Salim Morsy, senior analyst and author of the study, commented: “Our central forecast is based on the crude oil price recovering to $50, and then trending back up to $70-a-barrel or higher by 2040. Interestingly, if the oil price were to fall to $20 and stick there, this would only delay mass adoption of EVs to the early 2030s.”
The electric vehicle market at present is heavily dependent on “early adopters” keen to try out new technology or reduce their emissions, and on government incentives offered in markets such as China, Netherlands and Norway. Although some 1.3 million EVs have now been sold worldwide and 2015 saw strong growth, they still represented less than 1% of light duty vehicle sales last year.

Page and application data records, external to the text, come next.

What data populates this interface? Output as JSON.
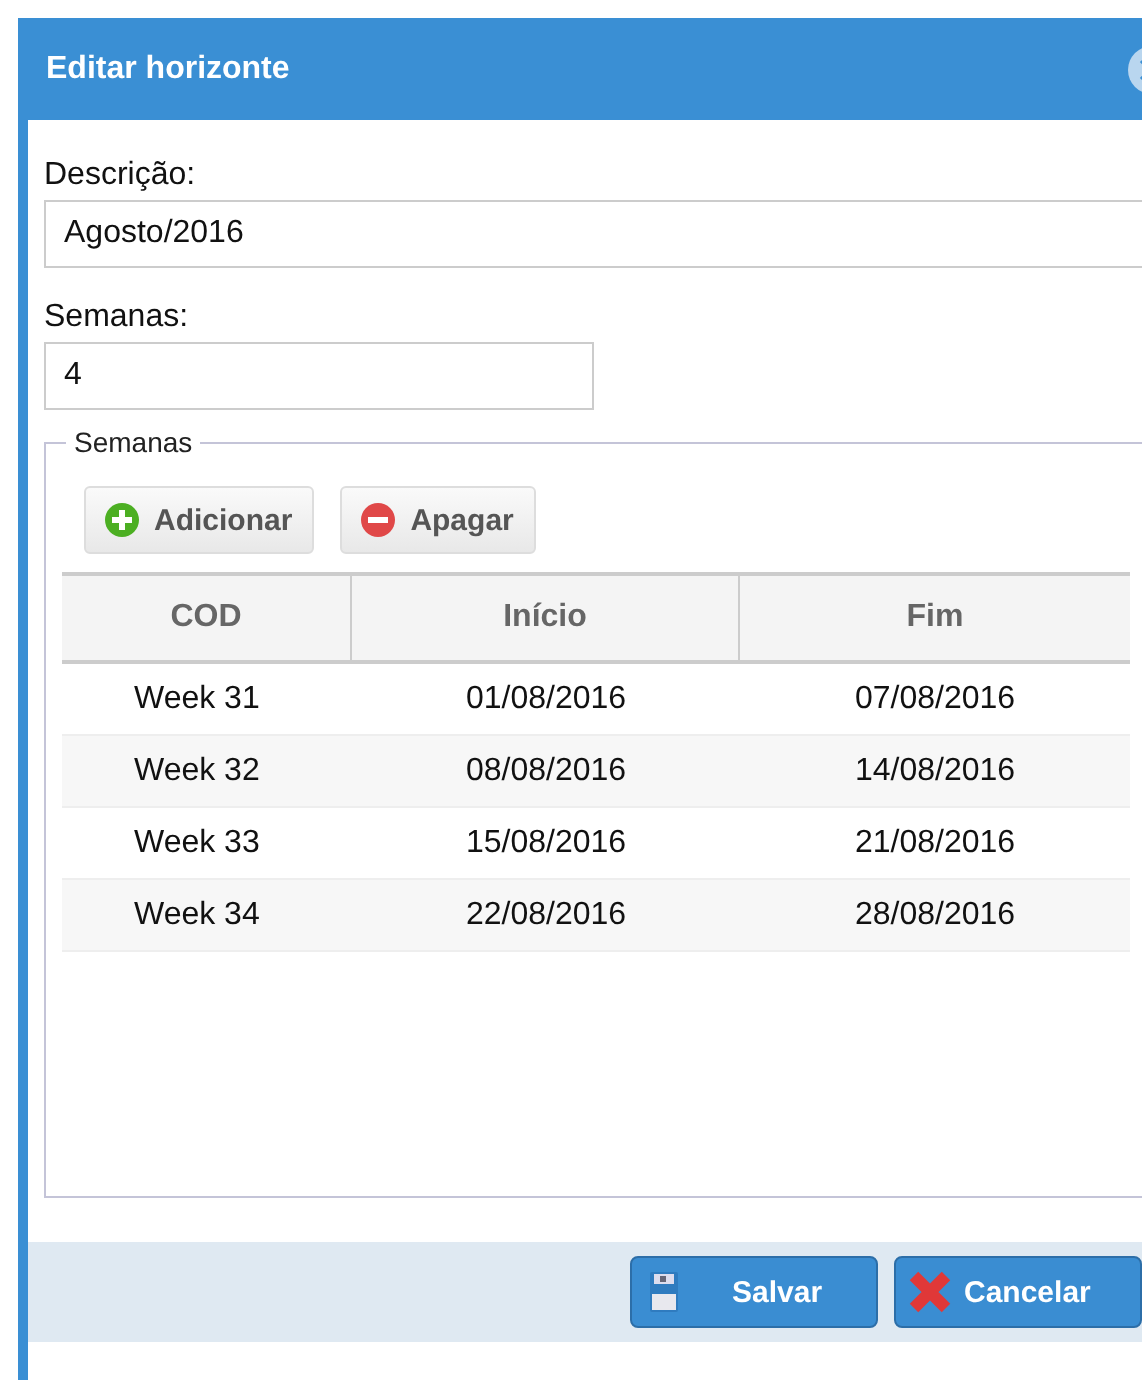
{
  "dialog": {
    "title": "Editar horizonte"
  },
  "fields": [
    {
      "label": "Descrição:",
      "value": "Agosto/2016",
      "kind": "wide"
    },
    {
      "label": "Semanas:",
      "value": "4",
      "kind": "short"
    }
  ],
  "weeks": {
    "legend": "Semanas",
    "toolbar": [
      {
        "label": "Adicionar",
        "kind": "add"
      },
      {
        "label": "Apagar",
        "kind": "delete"
      }
    ],
    "columns": [
      "COD",
      "Início",
      "Fim"
    ],
    "rows": [
      [
        "Week 31",
        "01/08/2016",
        "07/08/2016"
      ],
      [
        "Week 32",
        "08/08/2016",
        "14/08/2016"
      ],
      [
        "Week 33",
        "15/08/2016",
        "21/08/2016"
      ],
      [
        "Week 34",
        "22/08/2016",
        "28/08/2016"
      ]
    ]
  },
  "footer": [
    {
      "label": "Salvar",
      "kind": "save"
    },
    {
      "label": "Cancelar",
      "kind": "cancel"
    }
  ]
}
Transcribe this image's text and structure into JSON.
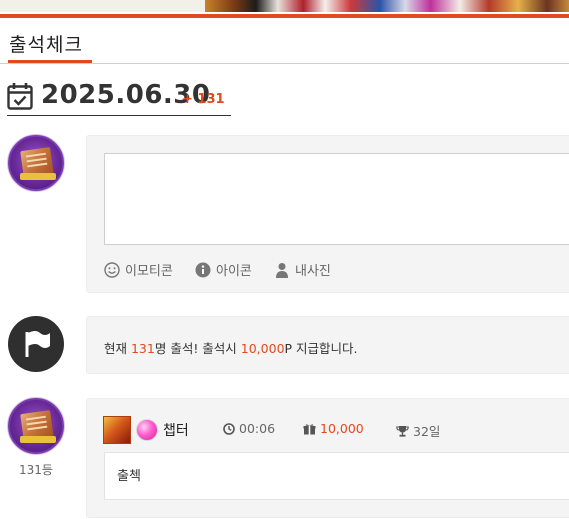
{
  "tab": {
    "label": "출석체크"
  },
  "date": {
    "value": "2025.06.30",
    "plus": "+ 131"
  },
  "editor": {
    "tools": [
      {
        "label": "이모티콘",
        "icon": "smile-icon"
      },
      {
        "label": "아이콘",
        "icon": "info-icon"
      },
      {
        "label": "내사진",
        "icon": "person-icon"
      }
    ]
  },
  "notice": {
    "prefix": "현재 ",
    "count": "131",
    "middle": "명 출석! 출석시 ",
    "reward": "10,000",
    "suffix": "P 지급합니다."
  },
  "post": {
    "nickname": "챕터",
    "time": "00:06",
    "points": "10,000",
    "days": "32일",
    "rank": "131등",
    "content": "출첵"
  },
  "colors": {
    "accent": "#e14a1e",
    "text": "#333333",
    "box": "#f4f4f4"
  }
}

EVs come in two categories – battery electric vehicles, or BEVs, that rely entirely on their batteries to provide power; and plug-in hybrid electric vehicles, or PHEVs, that have batteries that can be recharged but have conventional engines as back-up. The best-selling BEV over the last six years has been the Nissan Leaf, and the best-selling PHEV the Chevrolet Volt.
** To see this data in interactive charts and related commentary, please click here**
The study’s calculations on total cost of ownership show BEVs becoming cheaper on an unsubsidized basis than internal combustion engine cars by the mid-2020s, even if the latter continue to improve their average mileage per gallon by 3.5% per year. It assumes that a BEV with a 60kWh battery will travel 200 miles between charges. The first generation of these long-range, mid-priced BEVs is set to hit the market in the next 18 months with the launch of the Chevy Bolt and Tesla Model 3.
Morsy said: “In the next few years, the total-cost-of-ownership advantage will continue to lie with conventional cars, and we therefore do not expect EVs to exceed 5% of light duty vehicle sales in most markets – except where subsidies make up the difference. However, that cost comparison is set to change radically in the 2020s.”
The EV forecast will be a featured topic at our annual BNEF Summit.